John O'Sullivan looked across Broadway Avenue Monday night at a glimpse of what he hopes could be the future for downtown Tyler during the holiday season.
As dusk waned to darkness, thousands of Christmas lights covering the front of a building he owns at the corner of Broadway Avenue and Erwin Street glowed brighter and brighter.
The O'Sullivans covered the front façade of the corner building with green lights and ran down the Broadway Avenue side with stripes of red and green lights until they ran out. He said there was strong interest from other business owners and community leaders to finish the building but that he would not be able to complete the project before the city's Christmas parade. He's calling it a prototype for a plan hatched by Tyler Main Street to turn downtown Tyler into a destination for light lovers.
He started with a $1,500 budget and ran 2,400 linear feet of lights. He hopes to inspire other building owners and community supporters to step up next year and blanket downtown in lights for the holidays. The additional lights should offer a bit more glow to the lighting and tree city workers continue to prepare for the annual lighting and parade event.
"We're doing what we can this year and just hoping to inspire something bigger," he said. "The last few years downtown has slacked off on the lights, so we're replacing the old ones and trying something new. We're just trying to brighten up downtown again."
Tyler Main Street Director Beverly Able said the corner property would be the first of hopefully many and eventually all of the downtown buildings to participate in stringing Christmas lights on a large and very bright scale.
The idea is based on a program by the Big Bright Light Show in Rochester, Michigan, where city blocks are covered in lights throughout the holiday season.
O'Sullivan is on Tyler Main Street's Design Committee and typically offers his buildings to test new ideas, she said. She said the city has been looking at unique Christmas light programs for some time and that she hopes others follow O'Sullivan's lead next year.
"It's a different approach for Tyler's downtown lighting," she said. "We feel like we could get buy-in if people see what we're talking about."
Nancy Borges, marketing coordinator for the Rochester Downtown Development Authority, said the Big Bright Light Show draws tourists from all over the metro-Detroit area and Canada to see more than one million LED lights cover building facades on four city blocks.
This is Rochester's 10th anniversary show, which was inspired by a Christmas light display at Disney World. The lighting ceremony was Monday night and lasts each day from 5 p.m. to midnight through Jan. 3.
The development authority owns and stores the lights. An electric company is hired each year to hang the lights beginning in October.
The city of Rochester supports the show, which costs around $240,000 and is mostly funded through sponsorships and other fundraising efforts throughout the year, Ms. Boges said.
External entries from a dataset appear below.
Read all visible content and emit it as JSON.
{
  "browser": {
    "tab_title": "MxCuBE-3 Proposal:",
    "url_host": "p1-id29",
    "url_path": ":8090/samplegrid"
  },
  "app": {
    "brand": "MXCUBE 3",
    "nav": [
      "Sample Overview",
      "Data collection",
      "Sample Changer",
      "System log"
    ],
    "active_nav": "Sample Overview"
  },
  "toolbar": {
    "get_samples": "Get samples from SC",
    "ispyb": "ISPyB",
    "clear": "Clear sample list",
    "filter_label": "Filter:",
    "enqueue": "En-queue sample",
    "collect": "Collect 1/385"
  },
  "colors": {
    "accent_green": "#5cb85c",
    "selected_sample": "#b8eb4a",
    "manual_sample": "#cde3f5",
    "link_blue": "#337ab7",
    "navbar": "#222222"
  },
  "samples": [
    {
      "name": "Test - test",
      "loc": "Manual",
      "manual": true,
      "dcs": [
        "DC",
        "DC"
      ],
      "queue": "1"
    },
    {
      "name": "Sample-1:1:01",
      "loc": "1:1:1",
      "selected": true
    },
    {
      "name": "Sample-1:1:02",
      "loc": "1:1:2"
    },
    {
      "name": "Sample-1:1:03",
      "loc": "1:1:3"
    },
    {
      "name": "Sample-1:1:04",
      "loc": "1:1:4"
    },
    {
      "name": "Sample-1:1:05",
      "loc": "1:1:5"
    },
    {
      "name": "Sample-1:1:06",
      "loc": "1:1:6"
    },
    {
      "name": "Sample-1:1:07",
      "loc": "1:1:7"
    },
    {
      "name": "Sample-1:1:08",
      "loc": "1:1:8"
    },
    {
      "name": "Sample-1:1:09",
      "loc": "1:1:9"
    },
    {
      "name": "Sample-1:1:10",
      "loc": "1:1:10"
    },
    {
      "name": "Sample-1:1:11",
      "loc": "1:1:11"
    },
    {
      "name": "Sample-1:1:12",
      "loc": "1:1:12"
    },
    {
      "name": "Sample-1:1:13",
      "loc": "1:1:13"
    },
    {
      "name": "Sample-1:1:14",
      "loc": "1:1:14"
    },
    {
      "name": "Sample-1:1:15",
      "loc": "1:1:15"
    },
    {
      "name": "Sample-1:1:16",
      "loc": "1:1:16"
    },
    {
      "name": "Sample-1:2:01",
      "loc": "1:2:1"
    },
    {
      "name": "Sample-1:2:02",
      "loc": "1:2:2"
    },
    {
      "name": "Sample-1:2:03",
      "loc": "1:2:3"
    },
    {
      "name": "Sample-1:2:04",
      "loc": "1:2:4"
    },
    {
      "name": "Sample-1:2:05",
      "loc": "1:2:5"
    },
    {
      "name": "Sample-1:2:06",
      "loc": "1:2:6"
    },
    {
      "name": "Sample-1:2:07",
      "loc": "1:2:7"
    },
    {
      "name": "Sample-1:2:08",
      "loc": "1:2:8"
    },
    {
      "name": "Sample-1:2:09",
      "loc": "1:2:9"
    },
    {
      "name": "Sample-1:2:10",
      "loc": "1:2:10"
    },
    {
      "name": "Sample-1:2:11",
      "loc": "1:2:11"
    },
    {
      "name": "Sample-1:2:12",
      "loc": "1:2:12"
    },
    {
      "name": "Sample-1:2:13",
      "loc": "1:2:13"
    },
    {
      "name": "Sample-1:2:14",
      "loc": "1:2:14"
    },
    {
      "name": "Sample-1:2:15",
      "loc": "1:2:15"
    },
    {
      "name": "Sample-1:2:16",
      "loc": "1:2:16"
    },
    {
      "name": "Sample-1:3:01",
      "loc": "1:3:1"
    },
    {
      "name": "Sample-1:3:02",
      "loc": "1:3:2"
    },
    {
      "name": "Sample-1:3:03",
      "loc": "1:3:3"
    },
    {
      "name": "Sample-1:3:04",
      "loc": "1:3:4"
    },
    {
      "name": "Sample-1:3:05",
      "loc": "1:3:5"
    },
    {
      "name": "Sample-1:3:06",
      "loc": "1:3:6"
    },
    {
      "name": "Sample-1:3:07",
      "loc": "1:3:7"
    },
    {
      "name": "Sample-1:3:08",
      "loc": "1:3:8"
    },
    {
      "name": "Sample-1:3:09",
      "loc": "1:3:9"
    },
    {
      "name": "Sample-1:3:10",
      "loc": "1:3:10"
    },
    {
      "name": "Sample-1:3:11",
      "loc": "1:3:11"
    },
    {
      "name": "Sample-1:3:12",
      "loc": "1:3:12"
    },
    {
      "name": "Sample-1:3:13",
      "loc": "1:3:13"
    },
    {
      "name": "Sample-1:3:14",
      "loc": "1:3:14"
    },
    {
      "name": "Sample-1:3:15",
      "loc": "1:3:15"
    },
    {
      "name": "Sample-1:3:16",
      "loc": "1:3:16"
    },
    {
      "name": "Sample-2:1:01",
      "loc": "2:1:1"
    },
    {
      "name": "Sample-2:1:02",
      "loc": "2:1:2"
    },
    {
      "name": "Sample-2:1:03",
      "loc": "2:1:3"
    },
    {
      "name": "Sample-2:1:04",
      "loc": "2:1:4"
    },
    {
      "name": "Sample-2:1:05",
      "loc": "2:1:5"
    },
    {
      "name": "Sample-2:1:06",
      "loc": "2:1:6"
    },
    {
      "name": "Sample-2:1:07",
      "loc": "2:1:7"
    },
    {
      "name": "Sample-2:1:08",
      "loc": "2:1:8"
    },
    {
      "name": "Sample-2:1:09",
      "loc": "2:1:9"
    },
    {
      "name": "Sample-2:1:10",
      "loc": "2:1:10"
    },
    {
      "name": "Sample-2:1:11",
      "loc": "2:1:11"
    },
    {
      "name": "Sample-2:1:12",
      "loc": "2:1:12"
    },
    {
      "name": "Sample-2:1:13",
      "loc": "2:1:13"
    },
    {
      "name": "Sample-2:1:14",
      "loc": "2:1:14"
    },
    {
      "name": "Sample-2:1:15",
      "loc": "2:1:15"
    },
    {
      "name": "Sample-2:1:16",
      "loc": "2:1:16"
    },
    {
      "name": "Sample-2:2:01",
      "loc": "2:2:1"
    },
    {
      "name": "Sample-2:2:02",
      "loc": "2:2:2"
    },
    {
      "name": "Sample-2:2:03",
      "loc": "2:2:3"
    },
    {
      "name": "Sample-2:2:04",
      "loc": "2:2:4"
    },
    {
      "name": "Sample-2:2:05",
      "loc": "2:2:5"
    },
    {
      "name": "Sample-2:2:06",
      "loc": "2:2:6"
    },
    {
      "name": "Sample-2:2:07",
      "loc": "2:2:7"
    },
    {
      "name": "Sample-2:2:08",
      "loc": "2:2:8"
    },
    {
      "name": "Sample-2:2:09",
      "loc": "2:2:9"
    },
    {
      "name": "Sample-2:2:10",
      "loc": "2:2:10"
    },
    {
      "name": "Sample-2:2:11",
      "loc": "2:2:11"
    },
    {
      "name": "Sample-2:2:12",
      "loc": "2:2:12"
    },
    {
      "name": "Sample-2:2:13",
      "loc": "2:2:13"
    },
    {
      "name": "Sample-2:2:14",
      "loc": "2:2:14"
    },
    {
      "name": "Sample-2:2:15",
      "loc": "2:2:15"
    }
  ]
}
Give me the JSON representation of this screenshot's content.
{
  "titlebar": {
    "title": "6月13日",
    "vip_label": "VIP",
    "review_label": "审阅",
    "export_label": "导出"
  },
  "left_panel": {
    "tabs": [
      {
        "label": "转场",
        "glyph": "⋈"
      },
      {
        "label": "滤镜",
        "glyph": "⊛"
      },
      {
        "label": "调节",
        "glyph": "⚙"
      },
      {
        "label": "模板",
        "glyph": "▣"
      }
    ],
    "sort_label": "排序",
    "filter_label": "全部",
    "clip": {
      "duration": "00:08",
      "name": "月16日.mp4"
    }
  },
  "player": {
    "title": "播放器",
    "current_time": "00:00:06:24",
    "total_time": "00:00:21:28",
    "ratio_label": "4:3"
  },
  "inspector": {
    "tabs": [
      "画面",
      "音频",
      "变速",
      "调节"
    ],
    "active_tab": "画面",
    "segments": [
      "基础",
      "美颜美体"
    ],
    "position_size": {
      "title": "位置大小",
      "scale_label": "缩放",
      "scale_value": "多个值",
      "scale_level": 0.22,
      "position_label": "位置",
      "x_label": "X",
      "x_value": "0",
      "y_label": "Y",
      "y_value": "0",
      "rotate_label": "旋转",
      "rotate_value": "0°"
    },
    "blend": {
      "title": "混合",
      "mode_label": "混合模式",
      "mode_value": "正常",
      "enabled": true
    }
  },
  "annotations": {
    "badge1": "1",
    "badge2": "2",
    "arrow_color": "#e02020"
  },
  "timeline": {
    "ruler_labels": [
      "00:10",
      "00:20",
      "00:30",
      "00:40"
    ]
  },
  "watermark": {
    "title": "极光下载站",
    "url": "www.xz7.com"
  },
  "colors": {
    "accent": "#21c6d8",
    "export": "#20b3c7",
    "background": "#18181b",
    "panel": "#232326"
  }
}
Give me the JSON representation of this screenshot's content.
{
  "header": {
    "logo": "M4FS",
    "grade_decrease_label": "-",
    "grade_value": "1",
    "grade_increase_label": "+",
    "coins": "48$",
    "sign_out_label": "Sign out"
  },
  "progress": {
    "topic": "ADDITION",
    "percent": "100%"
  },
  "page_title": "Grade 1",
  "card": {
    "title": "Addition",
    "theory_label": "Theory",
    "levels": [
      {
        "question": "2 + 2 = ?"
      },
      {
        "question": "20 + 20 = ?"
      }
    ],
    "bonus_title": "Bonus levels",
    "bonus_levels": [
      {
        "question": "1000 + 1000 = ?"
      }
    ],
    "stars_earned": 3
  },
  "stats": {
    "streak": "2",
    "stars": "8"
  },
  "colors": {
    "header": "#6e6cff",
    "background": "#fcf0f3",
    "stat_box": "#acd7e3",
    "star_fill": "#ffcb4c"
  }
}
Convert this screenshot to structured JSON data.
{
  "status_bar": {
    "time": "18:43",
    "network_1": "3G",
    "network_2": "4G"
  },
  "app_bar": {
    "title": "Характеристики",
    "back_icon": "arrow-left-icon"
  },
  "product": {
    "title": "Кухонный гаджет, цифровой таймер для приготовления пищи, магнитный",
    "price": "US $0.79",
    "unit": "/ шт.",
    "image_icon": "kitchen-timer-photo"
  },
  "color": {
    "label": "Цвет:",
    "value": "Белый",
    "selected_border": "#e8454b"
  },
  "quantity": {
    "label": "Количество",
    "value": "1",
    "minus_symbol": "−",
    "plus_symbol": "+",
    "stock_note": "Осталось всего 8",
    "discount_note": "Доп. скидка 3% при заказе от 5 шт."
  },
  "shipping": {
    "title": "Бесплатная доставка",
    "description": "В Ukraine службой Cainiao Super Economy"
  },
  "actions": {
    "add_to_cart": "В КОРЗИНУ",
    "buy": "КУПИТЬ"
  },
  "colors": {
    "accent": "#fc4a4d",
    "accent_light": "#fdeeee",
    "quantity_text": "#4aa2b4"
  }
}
Ms. Boges said the show has brought renewed interest to downtown Rochester. Empty storefronts are now open for business, and businesses have reported double and triple sales over the years related to the foot traffic.
"You can drive through it and you can see it in pictures but you don't get the full experience without walking in it," she said. "You can probably see it from space at this point, but it really is magical to see the buildings blanketed in lights."
Mrs. Able said projects of this scope take time, money and participation. But she believes O'Sullivan's strings would inspire others to follow and support the program on a much larger scale.
"He's one of those people willing to buy-in early, when he knows something is great for downtown," she said. "He understands it helps promote downtown by giving people something to come see."
O'Sullivan said he has heard from other downtown business owners who say they are willing to expand the idea next year. He said it would take more than twice as many lights to complete the one building, but most buildings that front Erwin Street would take far fewer. He said it would just take some planning and coordinating with other building owners but he expects more participation next year.
"I'm excited, because I can see what it could be," he said. "I'm tickled with the way it turned out. I don't think it will take too much for people to join in and I think it will look great to light up downtown."
IF YOU GO
Tyler Rotary Clubs Christmas Parade begins downtown at 6 p.m. Thursday, Dec. 3. The city's tree lighting ceremony begins immediately following the parade.